Over the last several years, the cost of dental care has been increasing at a faster rate than most healthcare services. With such rapid developments made to dental procedures, technology, and education, the average American cannot afford many of the treatments that are often recommended by dentists. Although most Americans are insured with some form of healthcare, the expense of a dentist visit often outweighs those benefits, especially during the more demanding procedures, such as root canals and tooth extractions. As a result of this abrupt increase in the cost of dental care, research has shown that only 36% of Americans actually go to the dentist on an annual basis. Unfortunately, when cost is the only thing standing in the way of proper dental care, we are either forced to pay the expenses out of pocket or skip the recommended treatment overall. This in turn, can lead to further health complications down the road.

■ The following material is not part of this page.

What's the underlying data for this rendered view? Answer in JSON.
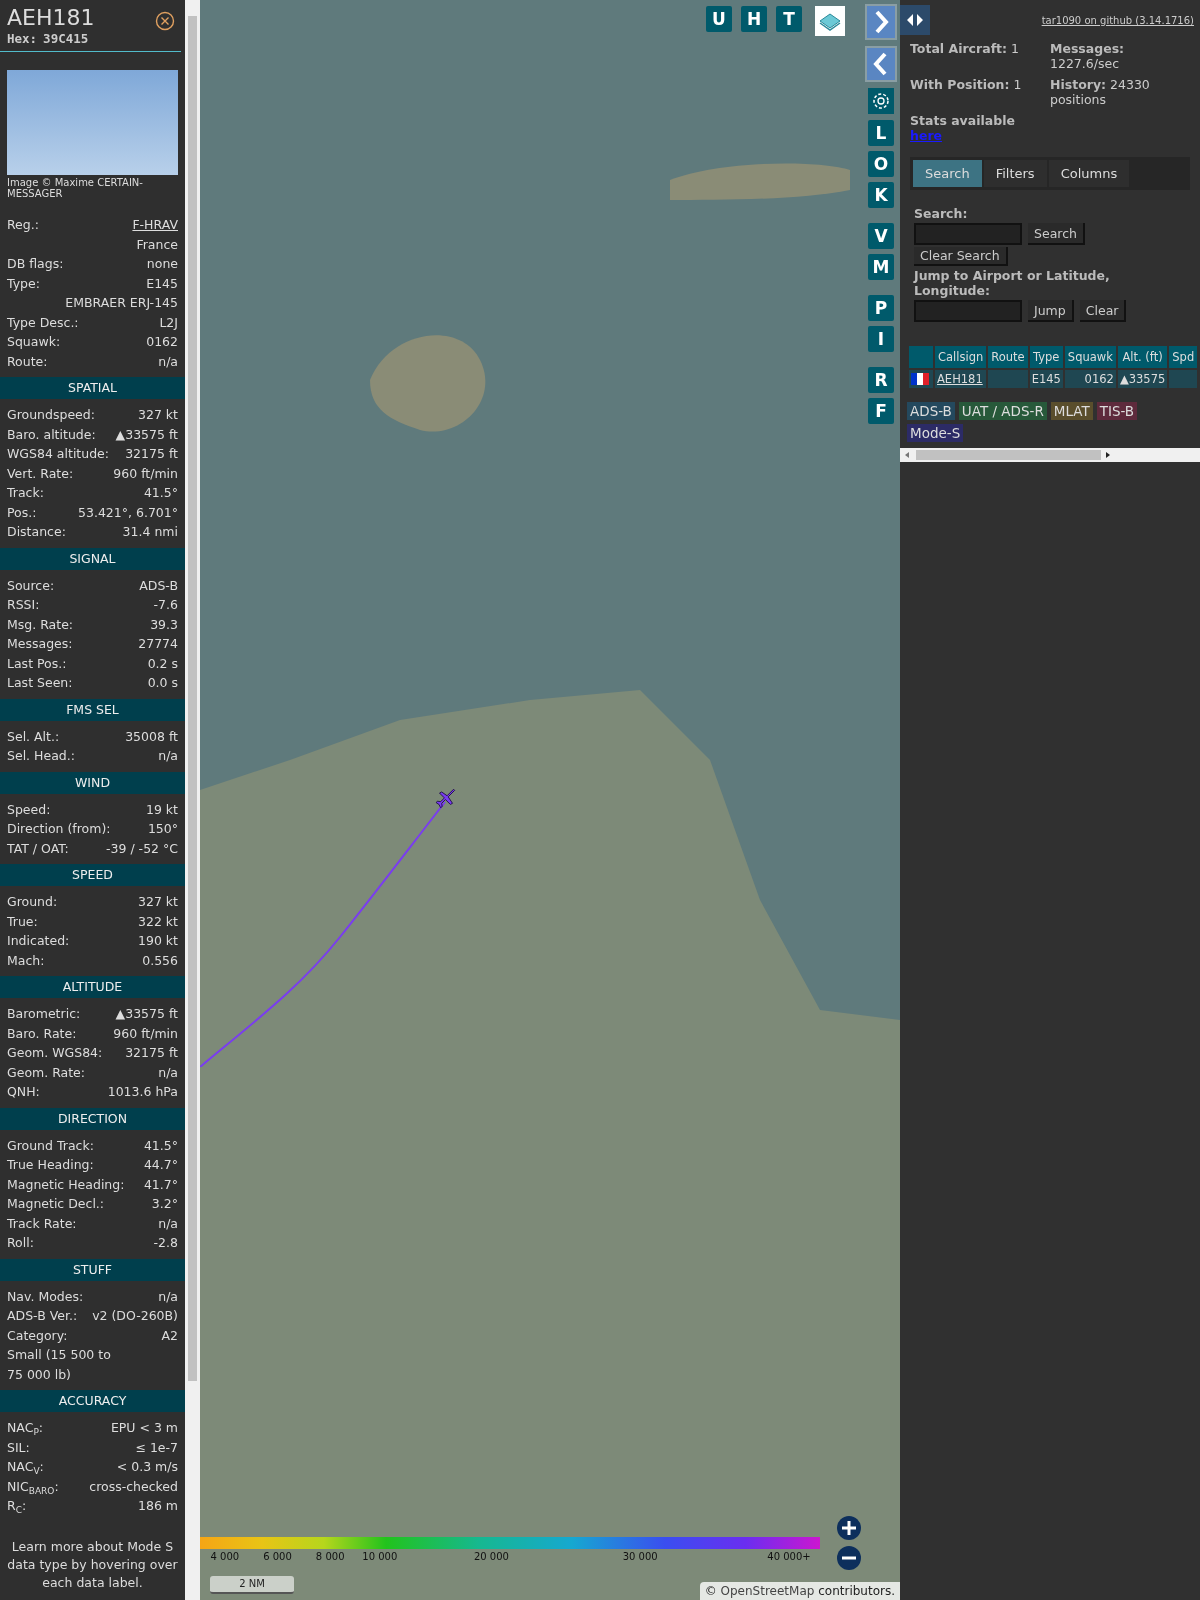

With such an increase in dental bills, many of us find ourselves wondering why a trip to the dentist is so expensive. Professional dentistry requires extensive knowledge and advanced technology in order to deliver the highest quality of treatment. Studies show that 80% of what a patient pays after their dental procedure goes toward the expense of running an up-to-date dental practice. Considering the cost of office space, payroll of certified staff, health and business insurance, taxes, supplies, and updated technology, it’s no wonder why dental visits are costly. The quality of products that are manufactured in dental labs are also on the rise, resulting in a much higher demand in order to afford reliable crowns, dentures, and other dental products that are being placed inside patients’ mouths.
Dental fillings have come an extremely long way over the last 150 years. Dental filling advancements that might affect the higher treatment costs, include the variety of updated bonding techniques. Now, we have the option of treating our cavities with dental fillings that blend with the actual color of the tooth, making it more aesthetically pleasing to the patient. Tooth composites are also being produced to be a stronger, more translucent material. While a traditional, silver amalgam filling can cost as little as $50, there are some porcelain fillings that can cost almost $4,500. With so many options to choose from, the price of treating tooth decay will most likely continue to increase.
Sometimes, dental procedures require surgical and non-surgical extractions to fix the issues that can’t be treated. While the cost of tooth extractions depend on the difficulty and length of the treatment, the actual procedure usually involves administering anesthesia. Furthermore, the latest anesthesia technology is expensive, and even the most basic forms can get pricey. Depending on the severity, the average tooth removal can cost anywhere from $75 to $700 per tooth.
Root Canals and Crowns
Dental procedures, such as crown placements, normally follow a root canal, turning the treatment into a couple weeks worth of dental visits. The cost of a crown is usually tied to the type of material that it’s made of. Dental labs are making the material more durable so that there are less chances of the crown cracking later down the road. The improvements made in the material of dental crowns make the overall costs range from $300-$700. That’s not to mention that the root canal procedure can cost a couple hundred dollars as well.
Running a Dental Office
With the rise in modernized dental procedures and technology, running a dental office as a professional can cost a small fortune. A small dental office serving roughly 1500 patients per year can cost several hundred thousand dollars per year to operate.
Studies have recently shown that more and more people continue to skip the dentist office all together because of the unpleasant bill that comes along with the visit. However, it’s important to remember that the high costs are associated with giving the patient the best quality of care and satisfaction. Dental care is an essential part of living a healthy life, thus why such extensive measures have been taken to make all dental procedures as reliable as possible.